Director: Alfonso Cuarón
Writer: Alfonso Cuarón, Jonás Cuarón
Gravity is probably the best movie in which the main character spends half the time in her underwear. But to leave it at that does the movie a big disservice; it may well end up being the best science fiction film of the year.
Dr. Ryan Stone (Sandra Bullock), Commander Matthew Kowalski (George Clooney), and some redshirts are in space repairing a satellite, connected with NASA below (Ed Harris). But soon wreckage debris rushes through, destroying the satellite, the shuttle, and communications, and of course leaving the two of them as the only survivors. Tethered together, they must explore the immediate area to find an operational station and/or craft that can get them home.
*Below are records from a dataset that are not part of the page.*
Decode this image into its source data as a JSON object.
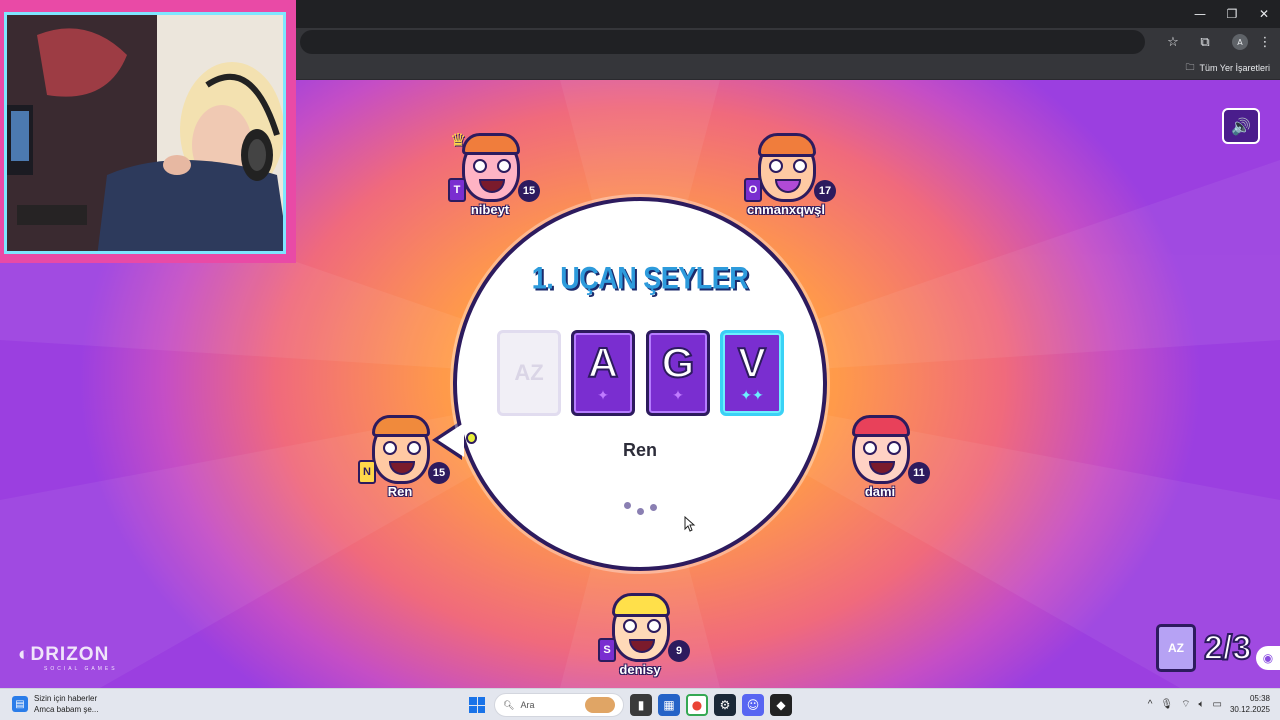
{
  "browser": {
    "bookmarks_all_label": "Tüm Yer İşaretleri",
    "window_controls": [
      "—",
      "❐",
      "✕"
    ]
  },
  "game": {
    "round_title": "1. UÇAN ŞEYLER",
    "cards": [
      {
        "letter": "AZ",
        "style": "empty"
      },
      {
        "letter": "A",
        "style": "purple",
        "spark": "✦"
      },
      {
        "letter": "G",
        "style": "purple",
        "spark": "✦"
      },
      {
        "letter": "V",
        "style": "blue",
        "spark": "✦✦"
      }
    ],
    "current_player": "Ren",
    "round_counter": "2/3",
    "round_counter_card": "AZ",
    "brand_logo": "◐DRIZON",
    "brand_sub": "SOCIAL GAMES",
    "sound_icon": "🔊"
  },
  "players": [
    {
      "name": "nibeyt",
      "score": "15",
      "card": "T",
      "hair": "#f07d3c",
      "skin": "#ffb3c4",
      "crown": true
    },
    {
      "name": "cnmanxqwşl",
      "score": "17",
      "card": "O",
      "hair": "#f07d3c",
      "skin": "#ffc9a3",
      "crown": false
    },
    {
      "name": "Ren",
      "score": "15",
      "card": "N",
      "hair": "#f08a3c",
      "skin": "#ffc9a3",
      "crown": false
    },
    {
      "name": "dami",
      "score": "11",
      "card": "",
      "hair": "#e8415a",
      "skin": "#ffd2c4",
      "crown": false
    },
    {
      "name": "denisy",
      "score": "9",
      "card": "S",
      "hair": "#ffe04a",
      "skin": "#ffd9b8",
      "crown": false
    }
  ],
  "taskbar": {
    "news_title": "Sizin için haberler",
    "news_sub": "Amca babam şe...",
    "search_placeholder": "Ara",
    "time": "05:38",
    "date": "30.12.2025"
  }
}
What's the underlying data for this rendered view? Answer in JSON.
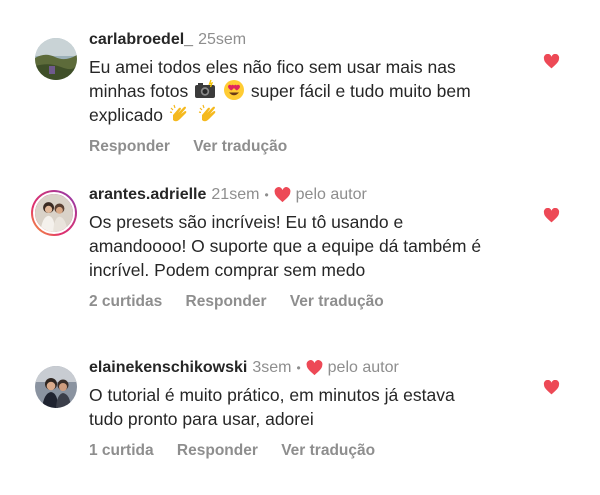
{
  "comments": [
    {
      "username": "carlabroedel_",
      "time": "25sem",
      "liked_by_author": false,
      "lines": [
        "Eu amei todos eles não fico sem usar mais nas",
        "minhas fotos",
        "super fácil e tudo muito bem",
        "explicado"
      ],
      "emoji": [
        "camera-flash-emoji",
        "heart-eyes-emoji",
        "clapping-hands-emoji",
        "clapping-hands-emoji"
      ],
      "likes_label": "",
      "reply_label": "Responder",
      "translate_label": "Ver tradução"
    },
    {
      "username": "arantes.adrielle",
      "time": "21sem",
      "liked_by_author": true,
      "author_label": "pelo autor",
      "lines": [
        "Os presets são incríveis! Eu tô usando e",
        "amandoooo! O suporte que a equipe dá também é",
        "incrível. Podem comprar sem medo"
      ],
      "likes_label": "2 curtidas",
      "reply_label": "Responder",
      "translate_label": "Ver tradução"
    },
    {
      "username": "elainekenschikowski",
      "time": "3sem",
      "liked_by_author": true,
      "author_label": "pelo autor",
      "lines": [
        "O tutorial é muito prático, em minutos já estava",
        "tudo pronto para usar, adorei"
      ],
      "likes_label": "1 curtida",
      "reply_label": "Responder",
      "translate_label": "Ver tradução"
    }
  ],
  "colors": {
    "text": "#262626",
    "muted": "#8e8e8e",
    "heart": "#ed4956"
  },
  "icons": {
    "like": "heart-filled-icon",
    "author_like": "heart-filled-icon"
  }
}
With this simple a set up, Gravity is kind of film that’s hard to believe hasn’t already been made. But when seeing it, the reason why becomes clear: 3D. It and the other visual effects are truly what make this an enthralling experience, so much so that a standard viewing will not impress the same impact. So pony up the extra money for this one, it’ll be worth it.
To some, this might just seem like something that could be pitched as Open Water in space (a comparison to the more recent All is Lost might also be in order). And sure the basic tenants are there: man and woman marooned in a vast void, no one coming to the rescue, fast-ticking clock on survival, and so on. This however comes from a different place tonally. The focus is more on the adventure for survival rather than a meditation on hopelessness.
Looking more into this movie, I was surprised that many young actresses were considered for Dr. Stone. Were that to pass, it would have been a major detriment. Bullock provides the maturity needed for a character who’s not only a scientist but an astronaut that we need to believe has had years of training and experience in these fields. While I’m sure that Blake Lively and Olivia Wilde look equally as lovely in their undergarments, they just can’t deliver that. Bullock’s work here is a career best and proof that the Academy Award on her shelf was no fluke.
At this point I’m not sure how many out there haven’t yet experienced this film or if they are going to need any more persuading for doing so. But as the theaters are becoming crowded with space saga titles of a more fantastical sort, Gravity is the one to go to for something real. Something, um, grounded.